t is my intention to make the neglected aspect of our societies viable

Offline HUSNAA

  • Super Member
  • *****
  • Join Date: Dec 2005
  • Location: In Limbo
  • Posts: 2944
  • Gender: Female
  • Life's but the blink of an eye:spend it gratefully
    • View Profile
SALADS
« Reply #9 on: June 09, 2006, 09:49:14 PM »
Hah!!! :shock:
Variety is the spice of life aka ce, ko ba haka bane? If you can't substitute, how can new dishes  be invented? And which one of the ingredients will spoil the salad? Certainly not garin kwaki since you can prepare a 'traditional' or locally invented salad with garin kwaki. These days har lettuce tomatoes and ofcourse onions a ke hada wa a cikin garin kwaki. Lansir tastes slightly like parsley. I think it belongs to the same herb family as parsley and corriander. Bayan haka, corriander is really an acquired taste, not many ppl can relish its taste, unless you get used to eating it. And Man gyada is a staple anyway and I doubt one will notice the difference iin taste especially if the sunflower oil is tasteless ( I have never tasted sunflower oil). So why give up on a good thing?
Ghafurallahi lana wa lakum

Offline mlbash

  • Super Member
  • *****
  • Join Date: Jul 2004
  • Location: kano
  • Posts: 808
    • View Profile
SALADS
« Reply #10 on: June 11, 2006, 02:10:04 PM »
:lol:
 wai! lalala! kodayake dai wai ance abu namu......................... you must be a good cook.
t is my intention to make the neglected aspect of our societies viable

Offline HUSNAA

  • Super Member
  • *****
  • Join Date: Dec 2005
  • Location: In Limbo
  • Posts: 2944
  • Gender: Female
  • Life's but the blink of an eye:spend it gratefully
    • View Profile
SALADS
« Reply #11 on: June 11, 2006, 03:41:38 PM »
Absolutely!!!!!!!! :D  :D  :D  :D
Ghafurallahi lana wa lakum

Offline gogannaka

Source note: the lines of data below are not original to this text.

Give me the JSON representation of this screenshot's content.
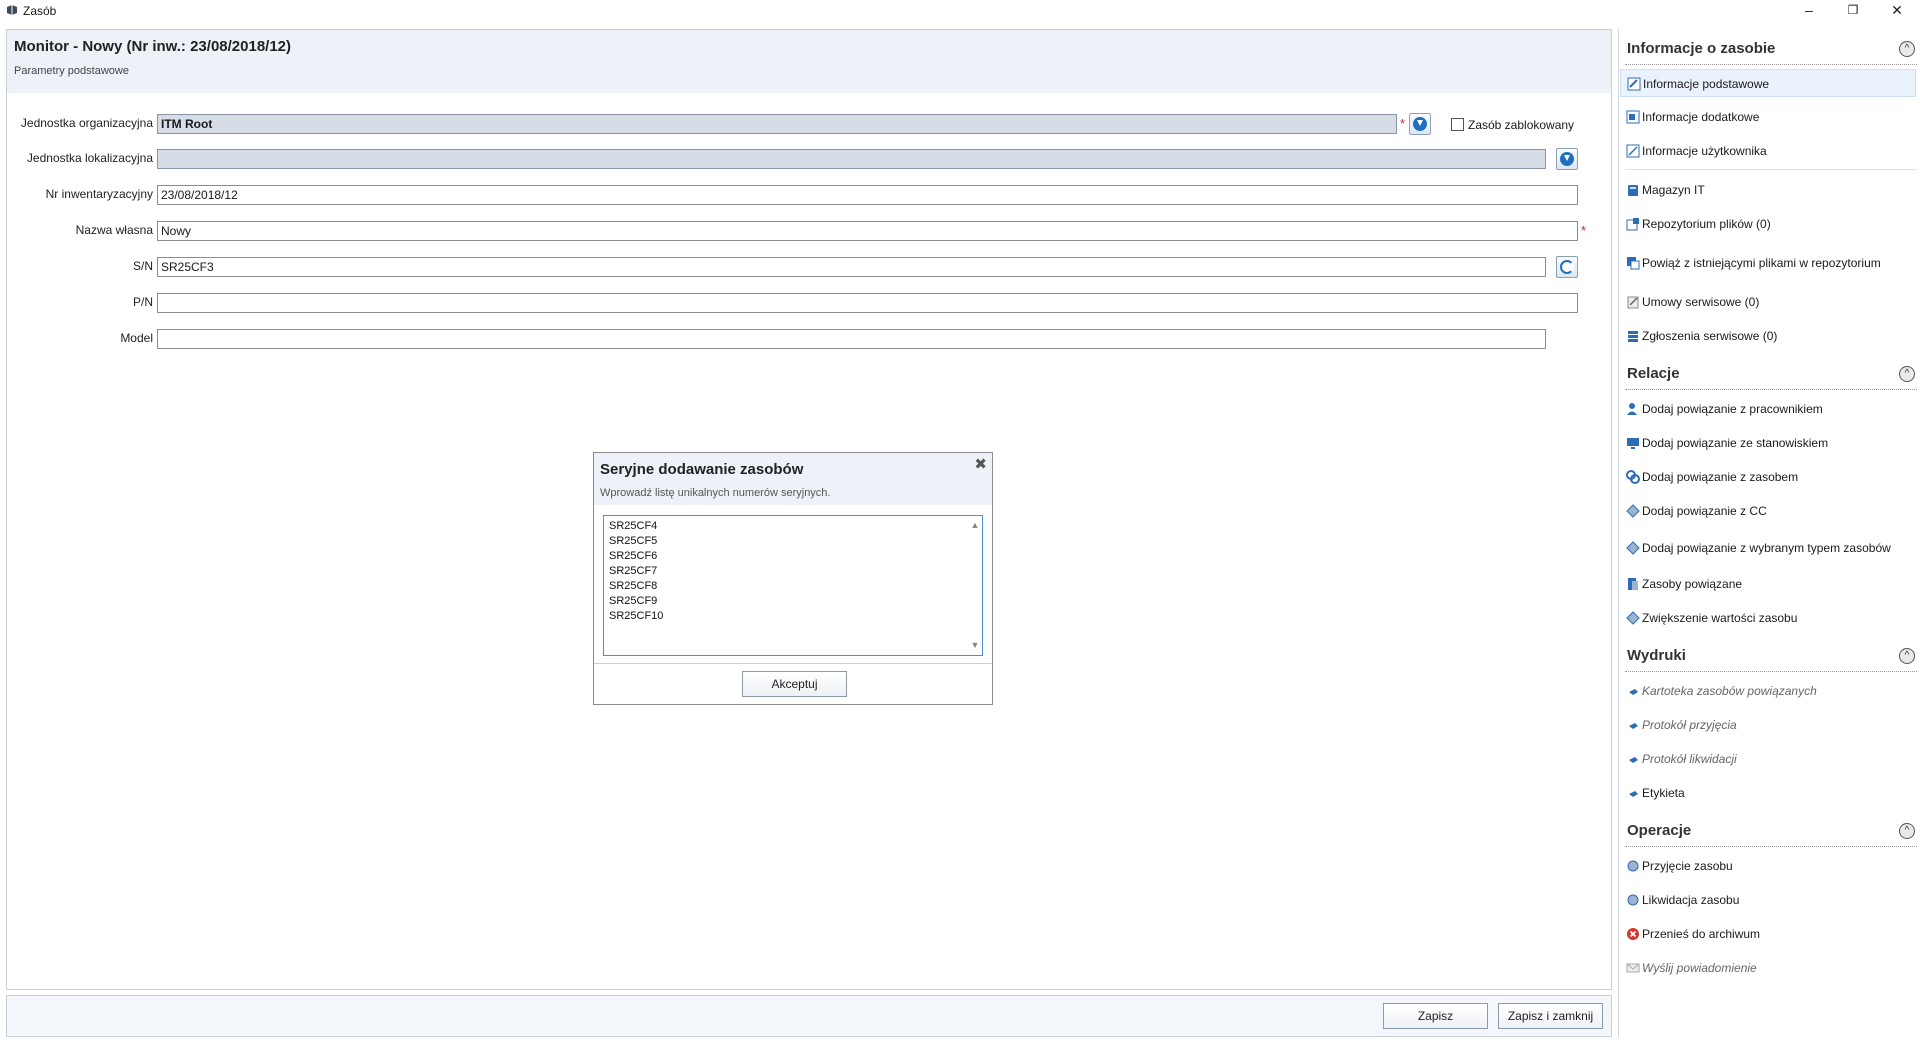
{
  "window": {
    "title": "Zasób",
    "buttons": {
      "minimize": "–",
      "restore": "❐",
      "close": "✕"
    }
  },
  "header": {
    "title": "Monitor - Nowy (Nr inw.: 23/08/2018/12)",
    "subtitle": "Parametry podstawowe"
  },
  "form": {
    "org_unit": {
      "label": "Jednostka organizacyjna",
      "value": "ITM Root"
    },
    "locked_label": "Zasób zablokowany",
    "loc_unit": {
      "label": "Jednostka lokalizacyjna",
      "value": ""
    },
    "inv_no": {
      "label": "Nr inwentaryzacyjny",
      "value": "23/08/2018/12"
    },
    "name": {
      "label": "Nazwa własna",
      "value": "Nowy"
    },
    "sn": {
      "label": "S/N",
      "value": "SR25CF3"
    },
    "pn": {
      "label": "P/N",
      "value": ""
    },
    "model": {
      "label": "Model",
      "value": ""
    },
    "required_mark": "*"
  },
  "modal": {
    "title": "Seryjne dodawanie zasobów",
    "description": "Wprowadź listę unikalnych numerów seryjnych.",
    "close_icon": "✖",
    "serials": [
      "SR25CF4",
      "SR25CF5",
      "SR25CF6",
      "SR25CF7",
      "SR25CF8",
      "SR25CF9",
      "SR25CF10"
    ],
    "accept_label": "Akceptuj"
  },
  "footer": {
    "save_label": "Zapisz",
    "save_close_label": "Zapisz i zamknij"
  },
  "sidebar": {
    "toggle_glyph": "^",
    "sections": {
      "info": {
        "title": "Informacje o zasobie",
        "items": [
          "Informacje podstawowe",
          "Informacje dodatkowe",
          "Informacje użytkownika",
          "Magazyn IT",
          "Repozytorium plików (0)",
          "Powiąż z istniejącymi plikami w repozytorium",
          "Umowy serwisowe (0)",
          "Zgłoszenia serwisowe (0)"
        ]
      },
      "relations": {
        "title": "Relacje",
        "items": [
          "Dodaj powiązanie z pracownikiem",
          "Dodaj powiązanie ze stanowiskiem",
          "Dodaj powiązanie z zasobem",
          "Dodaj powiązanie z CC",
          "Dodaj powiązanie z wybranym typem zasobów",
          "Zasoby powiązane",
          "Zwiększenie wartości zasobu"
        ]
      },
      "prints": {
        "title": "Wydruki",
        "items": [
          "Kartoteka zasobów powiązanych",
          "Protokół przyjęcia",
          "Protokół likwidacji",
          "Etykieta"
        ]
      },
      "operations": {
        "title": "Operacje",
        "items": [
          "Przyjęcie zasobu",
          "Likwidacja zasobu",
          "Przenieś do archiwum",
          "Wyślij powiadomienie"
        ]
      }
    }
  }
}
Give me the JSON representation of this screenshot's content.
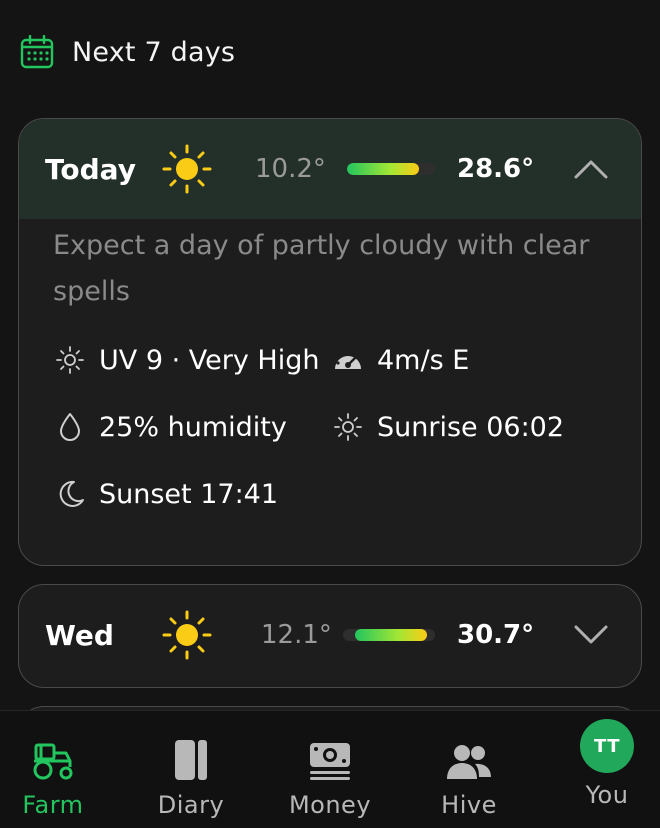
{
  "header": {
    "title": "Next 7 days",
    "icon": "calendar-icon"
  },
  "days": [
    {
      "name": "Today",
      "icon": "sun-icon",
      "min": "10.2°",
      "max": "28.6°",
      "expanded": true,
      "description": "Expect a day of partly cloudy with clear spells",
      "details": {
        "uv": "UV 9 · Very High",
        "wind": "4m/s E",
        "humidity": "25% humidity",
        "sunrise": "Sunrise 06:02",
        "sunset": "Sunset 17:41"
      }
    },
    {
      "name": "Wed",
      "icon": "sun-icon",
      "min": "12.1°",
      "max": "30.7°",
      "expanded": false
    }
  ],
  "nav": {
    "items": [
      {
        "label": "Farm",
        "icon": "tractor-icon",
        "active": true
      },
      {
        "label": "Diary",
        "icon": "diary-icon",
        "active": false
      },
      {
        "label": "Money",
        "icon": "money-icon",
        "active": false
      },
      {
        "label": "Hive",
        "icon": "people-icon",
        "active": false
      },
      {
        "label": "You",
        "icon": "avatar",
        "active": false
      }
    ],
    "avatar_initials": "TT"
  },
  "colors": {
    "accent": "#22c55e",
    "background": "#141414",
    "card": "#1d1d1d",
    "today_header": "#23302a",
    "sun": "#facc15"
  }
}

  • Global Moderator
  • Super Member
  • *****
  • Join Date: May 2003
  • Location: Kano
  • Posts: 3693
  • Gender: Male
    • View Profile
SALADS
« Reply #12 on: November 10, 2006, 09:00:09 PM »
Could we call zogale,rama,lamsir salads?
Surely after suffering comes enjoyment

Offline HUSNAA

  • Super Member
  • *****
  • Join Date: Dec 2005
  • Location: In Limbo
  • Posts: 2944
  • Gender: Female
  • Life's but the blink of an eye:spend it gratefully
    • View Profile
SALADS
« Reply #13 on: November 11, 2006, 08:22:16 PM »
No U can't call them salads, because salad is a name for a mixture of a variety of either vegetables or fruits or both. That is why we have fruit salads, or vegetable salads. I believe we can have a cereals salad as well if we mix a variety of cereals as in a muesli.
Lamsir is a herbaceous plant, so it can be called a herb. Zogale is a woody plant, I am not sure about the rama, but I should think  it is also a woody plant. I dont know the culinary name for woody plants either; maybe leaf vegetables......?
Ghafurallahi lana wa lakum

Offline gogannaka

  • Global Moderator
  • Super Member
  • *****
  • Join Date: May 2003
  • Location: Kano
  • Posts: 3693
  • Gender: Male
    • View Profile
SALADS
« Reply #14 on: November 11, 2006, 09:56:42 PM »
O.k i was actually referring to their respective 'kwados'. As in they are mixed with kuli-kuli,onions e.t.c.I believe we can call it a salad also cos it kind of a concoction.
Surely after suffering comes enjoyment

 


Powered by EzPortal